▶ **INSTRUCTIONS FOR THE TASK**:
Every entry in the following data should be output exactly.

** DATASET CONTENT follows **

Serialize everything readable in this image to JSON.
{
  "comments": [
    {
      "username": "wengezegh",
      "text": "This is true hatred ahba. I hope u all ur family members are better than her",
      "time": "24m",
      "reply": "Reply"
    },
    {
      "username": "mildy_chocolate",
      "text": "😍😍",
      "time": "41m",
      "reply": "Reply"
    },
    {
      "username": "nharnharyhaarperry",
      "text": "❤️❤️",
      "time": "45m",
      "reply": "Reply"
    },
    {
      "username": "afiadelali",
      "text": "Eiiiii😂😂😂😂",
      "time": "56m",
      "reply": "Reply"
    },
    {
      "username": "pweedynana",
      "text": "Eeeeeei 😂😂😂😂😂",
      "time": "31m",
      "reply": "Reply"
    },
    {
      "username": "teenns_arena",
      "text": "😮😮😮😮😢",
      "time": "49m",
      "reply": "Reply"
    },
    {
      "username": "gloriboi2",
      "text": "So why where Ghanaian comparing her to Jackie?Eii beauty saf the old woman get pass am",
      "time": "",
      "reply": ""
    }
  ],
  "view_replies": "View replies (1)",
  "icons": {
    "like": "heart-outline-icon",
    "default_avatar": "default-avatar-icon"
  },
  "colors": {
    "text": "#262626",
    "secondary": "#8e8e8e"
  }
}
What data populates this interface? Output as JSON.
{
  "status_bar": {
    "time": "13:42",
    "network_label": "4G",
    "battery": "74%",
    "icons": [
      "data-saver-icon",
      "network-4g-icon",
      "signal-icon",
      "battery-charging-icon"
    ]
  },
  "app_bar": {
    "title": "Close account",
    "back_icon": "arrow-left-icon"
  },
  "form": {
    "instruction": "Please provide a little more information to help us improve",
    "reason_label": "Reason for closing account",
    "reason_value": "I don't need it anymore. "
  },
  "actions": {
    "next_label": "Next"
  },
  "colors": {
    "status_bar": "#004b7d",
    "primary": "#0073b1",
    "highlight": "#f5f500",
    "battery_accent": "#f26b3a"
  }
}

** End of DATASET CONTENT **

▶ **EXPECTED OUTPUT**:
Serialize everything readable in this image to JSON.
{
  "comments": [
    {
      "username": "wengezegh",
      "text": "This is true hatred ahba. I hope u all ur family members are better than her",
      "time": "24m",
      "reply": "Reply"
    },
    {
      "username": "mildy_chocolate",
      "text": "😍😍",
      "time": "41m",
      "reply": "Reply"
    },
    {
      "username": "nharnharyhaarperry",
      "text": "❤️❤️",
      "time": "45m",
      "reply": "Reply"
    },
    {
      "username": "afiadelali",
      "text": "Eiiiii😂😂😂😂",
      "time": "56m",
      "reply": "Reply"
    },
    {
      "username": "pweedynana",
      "text": "Eeeeeei 😂😂😂😂😂",
      "time": "31m",
      "reply": "Reply"
    },
    {
      "username": "teenns_arena",
      "text": "😮😮😮😮😢",
      "time": "49m",
      "reply": "Reply"
    },
    {
      "username": "gloriboi2",
      "text": "So why where Ghanaian comparing her to Jackie?Eii beauty saf the old woman get pass am",
      "time": "",
      "reply": ""
    }
  ],
  "view_replies": "View replies (1)",
  "icons": {
    "like": "heart-outline-icon",
    "default_avatar": "default-avatar-icon"
  },
  "colors": {
    "text": "#262626",
    "secondary": "#8e8e8e"
  }
}
What data populates this interface? Output as JSON.
{
  "status_bar": {
    "time": "13:42",
    "network_label": "4G",
    "battery": "74%",
    "icons": [
      "data-saver-icon",
      "network-4g-icon",
      "signal-icon",
      "battery-charging-icon"
    ]
  },
  "app_bar": {
    "title": "Close account",
    "back_icon": "arrow-left-icon"
  },
  "form": {
    "instruction": "Please provide a little more information to help us improve",
    "reason_label": "Reason for closing account",
    "reason_value": "I don't need it anymore. "
  },
  "actions": {
    "next_label": "Next"
  },
  "colors": {
    "status_bar": "#004b7d",
    "primary": "#0073b1",
    "highlight": "#f5f500",
    "battery_accent": "#f26b3a"
  }
}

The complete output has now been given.